§ Problem to work on:
All lines holding the word "date" are to be copied from the records beneath.

Records contained in a dataset:
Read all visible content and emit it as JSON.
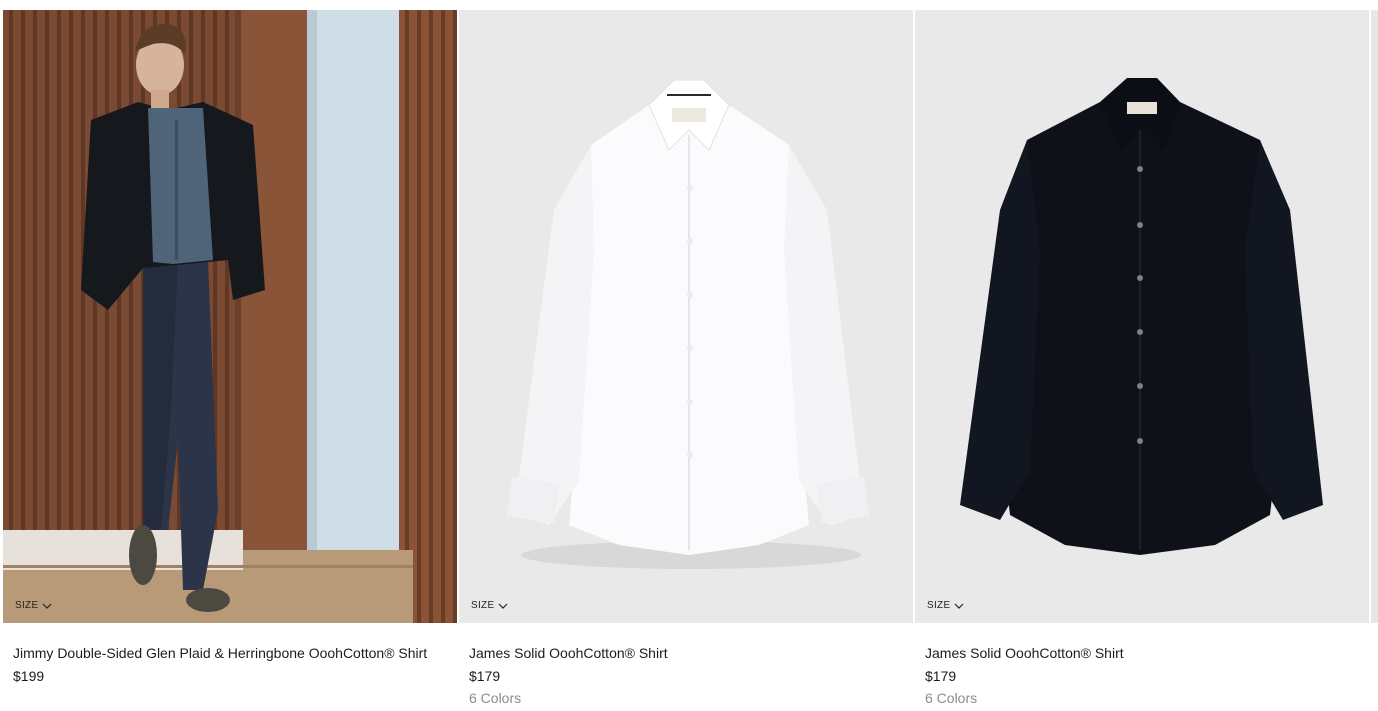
{
  "products": [
    {
      "name": "Jimmy Double-Sided Glen Plaid & Herringbone OoohCotton® Shirt",
      "price": "$199",
      "colors": "",
      "size_label": "SIZE"
    },
    {
      "name": "James Solid OoohCotton® Shirt",
      "price": "$179",
      "colors": "6 Colors",
      "size_label": "SIZE"
    },
    {
      "name": "James Solid OoohCotton® Shirt",
      "price": "$179",
      "colors": "6 Colors",
      "size_label": "SIZE"
    }
  ],
  "icons": {
    "size_toggle": "chevron-down-icon"
  },
  "colors": {
    "image_bg": "#e9e9e9",
    "text_primary": "#1d1d1d",
    "text_muted": "#8c8c8c"
  }
}
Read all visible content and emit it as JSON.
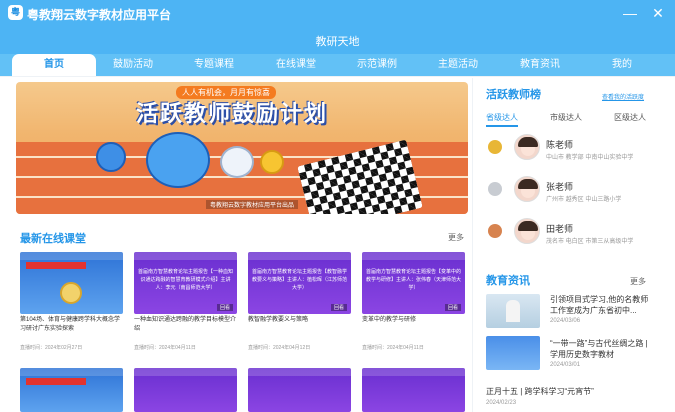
{
  "app": {
    "logo_char": "粤",
    "title": "粤教翔云数字教材应用平台"
  },
  "window": {
    "minimize_glyph": "—",
    "close_glyph": "✕"
  },
  "header": {
    "title": "教研天地"
  },
  "nav": {
    "tabs": [
      "首页",
      "鼓励活动",
      "专题课程",
      "在线课堂",
      "示范课例",
      "主题活动",
      "教育资讯",
      "我的"
    ]
  },
  "banner": {
    "subtitle": "人人有机会，月月有惊喜",
    "headline": "活跃教师鼓励计划",
    "caption": "粤教翔云数字教材应用平台出品"
  },
  "online_classes": {
    "title": "最新在线课堂",
    "more": "更多",
    "items": [
      {
        "thumb_text": "",
        "name": "第104场、体育与健康跨学科大概念学习研讨广东实验探索",
        "date": "直播时间：2024年02月27日"
      },
      {
        "thumb_text": "首届南方智慧教育论坛主题报告【一种血知识通达跨融的智慧育教研模式介绍】主讲人：李元（南昌师范大学）",
        "tag": "回看",
        "name": "一种血知识通达跨融的教学目标模型介绍",
        "date": "直播时间：2024年04月11日"
      },
      {
        "thumb_text": "首届南方智慧教育论坛主题报告【教智融学教要义与策略】主讲人：植松晖（江苏师范大学）",
        "tag": "回看",
        "name": "教智融学教要义与策略",
        "date": "直播时间：2024年04月12日"
      },
      {
        "thumb_text": "首届南方智慧教育论坛主题报告【变革中的教学与研修】主讲人：张伟春（天津师范大学）",
        "tag": "回看",
        "name": "变革中的教学与研修",
        "date": "直播时间：2024年04月11日"
      }
    ]
  },
  "active_teachers": {
    "title": "活跃教师榜",
    "link": "查看我的活跃度",
    "tabs": [
      "省级达人",
      "市级达人",
      "区级达人"
    ],
    "list": [
      {
        "name": "陈老师",
        "info": "中山市  教学部  中南中山实验中学",
        "medal": "#e8b636"
      },
      {
        "name": "张老师",
        "info": "广州市  越秀区  中山三路小学",
        "medal": "#c8ccd2"
      },
      {
        "name": "田老师",
        "info": "茂名市  电白区  市第三从高级中学",
        "medal": "#d7834f"
      }
    ]
  },
  "news": {
    "title": "教育资讯",
    "more": "更多",
    "items": [
      {
        "title": "引领项目式学习,他的名教师工作室成为广东省初中...",
        "date": "2024/03/06"
      },
      {
        "title": "“一带一路”与古代丝绸之路 | 学用历史数字教材",
        "date": "2024/03/01"
      },
      {
        "title": "正月十五 | 跨学科学习“元宵节”",
        "date": "2024/02/23"
      }
    ]
  },
  "colors": {
    "accent": "#2596e8",
    "titlebar": "#4db4f4",
    "navbar": "#62c1f6"
  }
}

§ Final answer:
        "date": "直播时间：2024年02月27日"
        "date": "直播时间：2024年04月11日"
        "date": "直播时间：2024年04月12日"
        "date": "直播时间：2024年04月11日"
        "date": "2024/03/06"
        "date": "2024/03/01"
        "date": "2024/02/23"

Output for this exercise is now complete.